Then Ursus get tattled on by the inn keeper for his wolf. I think the police come with Barky. They tells Ursus he has to leave England by tomorrow with Homo or the will kill Homo. It is also here that Barky tells Ursus that Gwynplaine is dead, and figurity yes he is. And then Barky gives Usrus ten guineas instead of the two thousand that Gwynplaine told him to give to Ursus and then he pockets the rest because and I quote

Barkilphedro loved money, especially money which was stolen.”

This guy isn’t even remotely likeable. Let me both this into perceptive here and you’ll pardon me from using Game of Thrones…….. but if Ramsey Bolton and Barky were in a fight I would still rather Ramsey Bolton, a fucking creepy-ass sadist, to win over this jerk and I HATE HOUSE BOLTON! I kind of want to call him Barky Bolton but I won’t. If Barky isn’t thrown off a famous English building I’m going to rage. (Not really but this guy needs to offed and if he is not I will rage.)

Then the inn keeper who snitched on Ursus gets arrest for harboring the wolf. I mean turn about being fair play and all but these guys are just asses. I mean Ursus had a loop-pole in the system and they didn’t honor it. Such Jerks!

The Man who Laughs Part II:  Book 5: The Sea and fate are Moved by the Same Breathe

Ok, I have to say before I get into this part of the book I read it like a few days ago maybe like a week or so before writing this blog post and I have been doing a lot work cleaning and moving stuff around my house and a family member’s house so I’m just really exhausted so if this post is missing anything major from this part of the book, I’m sorry.

That being said, not a lot happens in this part of the book, shocking I know considering all the action this book has had with its 900 pages about snow on the sea, I kid but still.

Basically we learn the back backstory of Gwynplaine and those people from that doctor dude. The king at the time of Gwynplaine’s parent’s sold him to the child nappers and disfigured him. The doctor then dies right before they were going to execute him.

Barky then takes Gwynplaine to his large and beautiful home where he tells him of his new position in life and offers him a single chance to turn it all down, which he doesn’t. He also going to marry Lady Josiana which I guess is like an insult to her according to Barky and Queen. I think Josiana’s fiancee is now disinherited or something because of Gwynplaine. If you know the particulars of that plot point* leave a comment though my guess is it will probably resurface later. I admit it, I do a lot of skimming, so I do miss stuff.

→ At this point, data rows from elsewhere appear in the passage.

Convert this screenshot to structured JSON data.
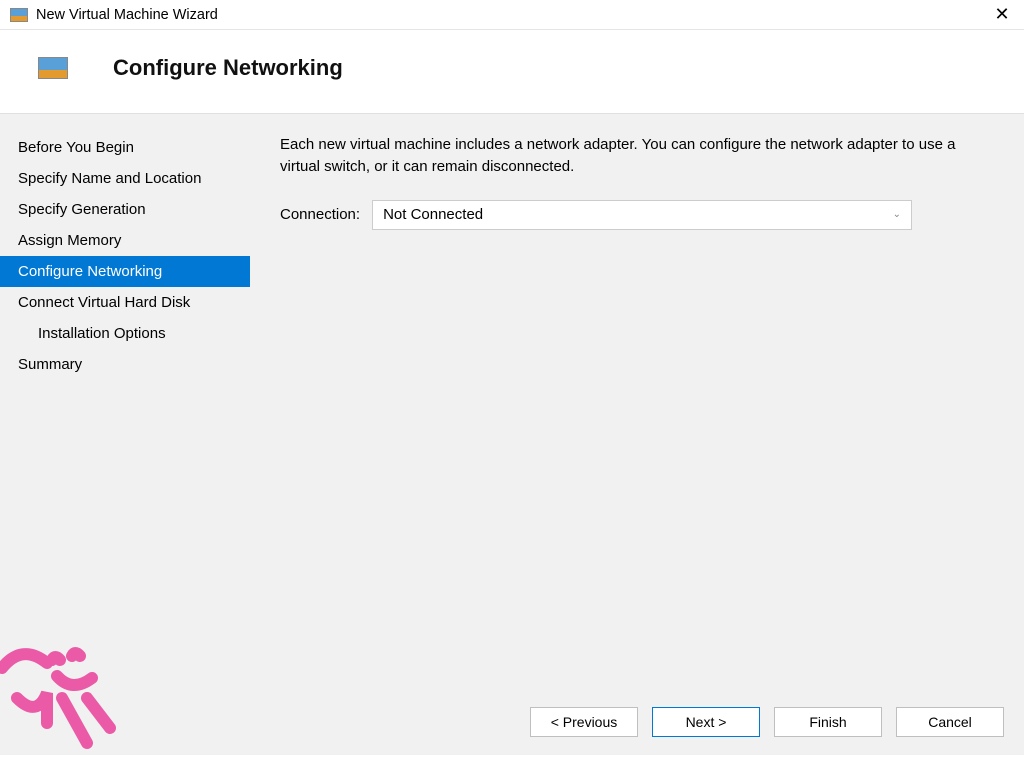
{
  "titlebar": {
    "title": "New Virtual Machine Wizard"
  },
  "header": {
    "title": "Configure Networking"
  },
  "sidebar": {
    "items": [
      {
        "label": "Before You Begin"
      },
      {
        "label": "Specify Name and Location"
      },
      {
        "label": "Specify Generation"
      },
      {
        "label": "Assign Memory"
      },
      {
        "label": "Configure Networking"
      },
      {
        "label": "Connect Virtual Hard Disk"
      },
      {
        "label": "Installation Options"
      },
      {
        "label": "Summary"
      }
    ]
  },
  "content": {
    "description": "Each new virtual machine includes a network adapter. You can configure the network adapter to use a virtual switch, or it can remain disconnected.",
    "connection_label": "Connection:",
    "connection_value": "Not Connected"
  },
  "buttons": {
    "previous": "< Previous",
    "next": "Next >",
    "finish": "Finish",
    "cancel": "Cancel"
  }
}
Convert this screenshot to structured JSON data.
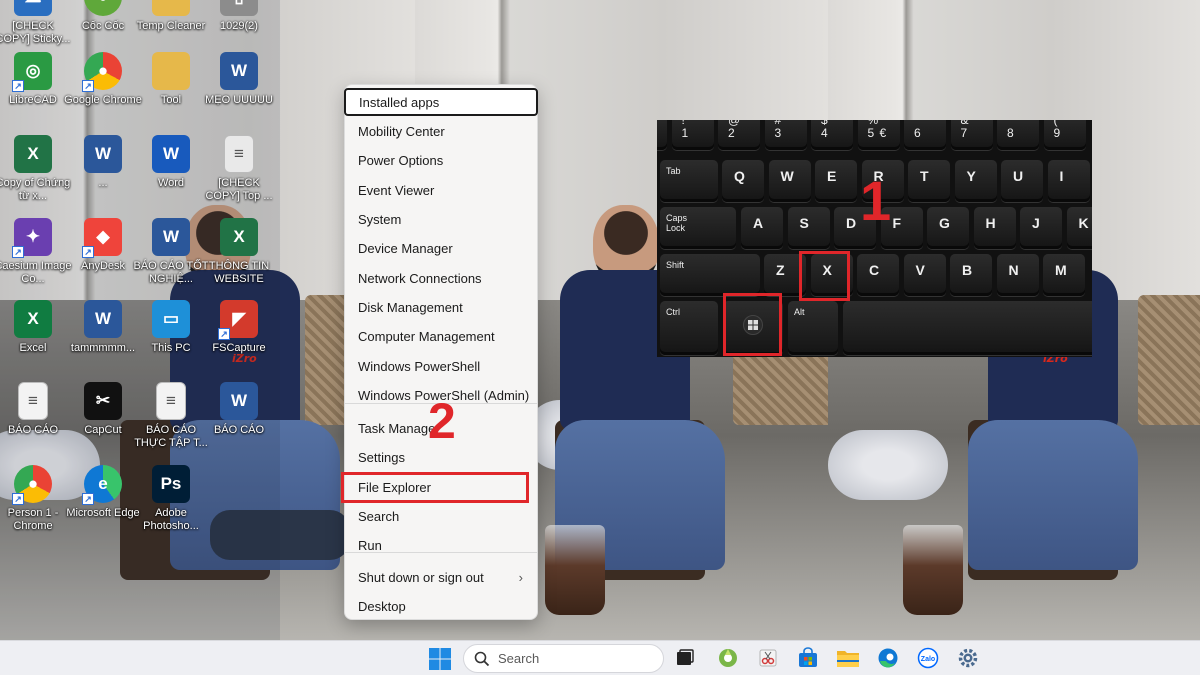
{
  "desktop": {
    "icons": [
      {
        "label": "[CHECK COPY] Sticky...",
        "icon": "cloud-check-icon",
        "color": "#2a6ec0"
      },
      {
        "label": "Cốc Cốc",
        "icon": "coccoc-browser-icon",
        "color": "#5fa83a"
      },
      {
        "label": "Temp Cleaner",
        "icon": "folder-icon",
        "color": "#e6b84a"
      },
      {
        "label": "1029(2)",
        "icon": "file-icon",
        "color": "#8c8c8c"
      },
      {
        "label": "LibreCAD",
        "icon": "librecad-icon",
        "color": "#2a9a43"
      },
      {
        "label": "Google Chrome",
        "icon": "chrome-icon",
        "color": "#4285f4"
      },
      {
        "label": "Tool",
        "icon": "folder-icon",
        "color": "#e6b84a"
      },
      {
        "label": "MẸO UUUUU",
        "icon": "word-doc-icon",
        "color": "#2b579a"
      },
      {
        "label": "Copy of Chứng từ x...",
        "icon": "excel-doc-icon",
        "color": "#217346"
      },
      {
        "label": "...",
        "icon": "word-doc-icon",
        "color": "#2b579a"
      },
      {
        "label": "Word",
        "icon": "word-app-icon",
        "color": "#185abd"
      },
      {
        "label": "[CHECK COPY] Top ...",
        "icon": "text-file-icon",
        "color": "#e9e9e9"
      },
      {
        "label": "Caesium Image Co...",
        "icon": "caesium-icon",
        "color": "#6a3fb0"
      },
      {
        "label": "AnyDesk",
        "icon": "anydesk-icon",
        "color": "#ef443b"
      },
      {
        "label": "BÁO CÁO TỐT NGHIỆ...",
        "icon": "word-doc-icon",
        "color": "#2b579a"
      },
      {
        "label": "THÔNG TIN WEBSITE",
        "icon": "excel-doc-icon",
        "color": "#217346"
      },
      {
        "label": "Excel",
        "icon": "excel-app-icon",
        "color": "#107c41"
      },
      {
        "label": "tammmmm...",
        "icon": "word-doc-icon",
        "color": "#2b579a"
      },
      {
        "label": "This PC",
        "icon": "monitor-icon",
        "color": "#1e90d8"
      },
      {
        "label": "FSCapture",
        "icon": "fscapture-icon",
        "color": "#d33a2c"
      },
      {
        "label": "BÁO CÁO",
        "icon": "pdf-doc-icon",
        "color": "#f3f3f3"
      },
      {
        "label": "CapCut",
        "icon": "capcut-icon",
        "color": "#111111"
      },
      {
        "label": "BÁO CÁO THỰC TẬP T...",
        "icon": "pdf-doc-icon",
        "color": "#f3f3f3"
      },
      {
        "label": "BÁO CÁO",
        "icon": "word-doc-icon",
        "color": "#2b579a"
      },
      {
        "label": "Person 1 - Chrome",
        "icon": "chrome-icon",
        "color": "#4285f4"
      },
      {
        "label": "Microsoft Edge",
        "icon": "edge-icon",
        "color": "#0f78d4"
      },
      {
        "label": "Adobe Photosho...",
        "icon": "photoshop-icon",
        "color": "#001e36"
      }
    ]
  },
  "menu": {
    "items": [
      {
        "label": "Installed apps",
        "focused": true
      },
      {
        "label": "Mobility Center"
      },
      {
        "label": "Power Options"
      },
      {
        "label": "Event Viewer"
      },
      {
        "label": "System"
      },
      {
        "label": "Device Manager"
      },
      {
        "label": "Network Connections"
      },
      {
        "label": "Disk Management"
      },
      {
        "label": "Computer Management"
      },
      {
        "label": "Windows PowerShell"
      },
      {
        "label": "Windows PowerShell (Admin)"
      },
      {
        "label": "Task Manager"
      },
      {
        "label": "Settings"
      },
      {
        "label": "File Explorer",
        "highlighted": true
      },
      {
        "label": "Search"
      },
      {
        "label": "Run"
      },
      {
        "label": "Shut down or sign out",
        "submenu": true
      },
      {
        "label": "Desktop"
      }
    ]
  },
  "keyboard": {
    "number_row": [
      {
        "top": "~",
        "bot": "`"
      },
      {
        "top": "!",
        "bot": "1"
      },
      {
        "top": "@",
        "bot": "2"
      },
      {
        "top": "#",
        "bot": "3"
      },
      {
        "top": "$",
        "bot": "4"
      },
      {
        "top": "%",
        "bot": "5",
        "bot2": "€"
      },
      {
        "top": "^",
        "bot": "6"
      },
      {
        "top": "&",
        "bot": "7"
      },
      {
        "top": "*",
        "bot": "8"
      },
      {
        "top": "(",
        "bot": "9"
      }
    ],
    "row_q": [
      "Tab",
      "Q",
      "W",
      "E",
      "R",
      "T",
      "Y",
      "U",
      "I"
    ],
    "row_a": [
      "Caps Lock",
      "A",
      "S",
      "D",
      "F",
      "G",
      "H",
      "J",
      "K"
    ],
    "row_z": [
      "Shift",
      "Z",
      "X",
      "C",
      "V",
      "B",
      "N",
      "M"
    ],
    "row_bottom": [
      "Ctrl",
      "Alt"
    ],
    "highlighted_keys": [
      "X",
      "Win"
    ]
  },
  "annotations": {
    "step1": "1",
    "step2": "2",
    "highlight_color": "#e0262a"
  },
  "taskbar": {
    "search_placeholder": "Search",
    "apps": [
      {
        "name": "task-view",
        "icon": "task-view-icon"
      },
      {
        "name": "coccoc",
        "icon": "coccoc-browser-icon"
      },
      {
        "name": "snipping",
        "icon": "snipping-tool-icon"
      },
      {
        "name": "store",
        "icon": "microsoft-store-icon"
      },
      {
        "name": "file-explorer",
        "icon": "folder-icon"
      },
      {
        "name": "edge",
        "icon": "edge-icon"
      },
      {
        "name": "zalo",
        "icon": "zalo-icon",
        "label": "Zalo"
      },
      {
        "name": "settings",
        "icon": "gear-icon"
      }
    ]
  }
}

Oh and at the end of the part Gwynplaine thinks of Dea.  But I mean come on, this is a Victor Hugo novel, I’m sure everything will work out happily from our lovers, all sunshine and roses and general happy romance things.

* I read a spoiler so I sort of know now, tehe, also I got a “delightful” vague spoilery warning, which is why I end the post will sarcasm. As much as I have been complaining about this book, I’m looking forward to the movie versions at least it will clear up parts I have skimmed.

Also a little warning- I’m taking June off from these posts. I’m going to try and finish the book during the break, hopefully, my June could be busy too but a later post will explain why I’m doing this.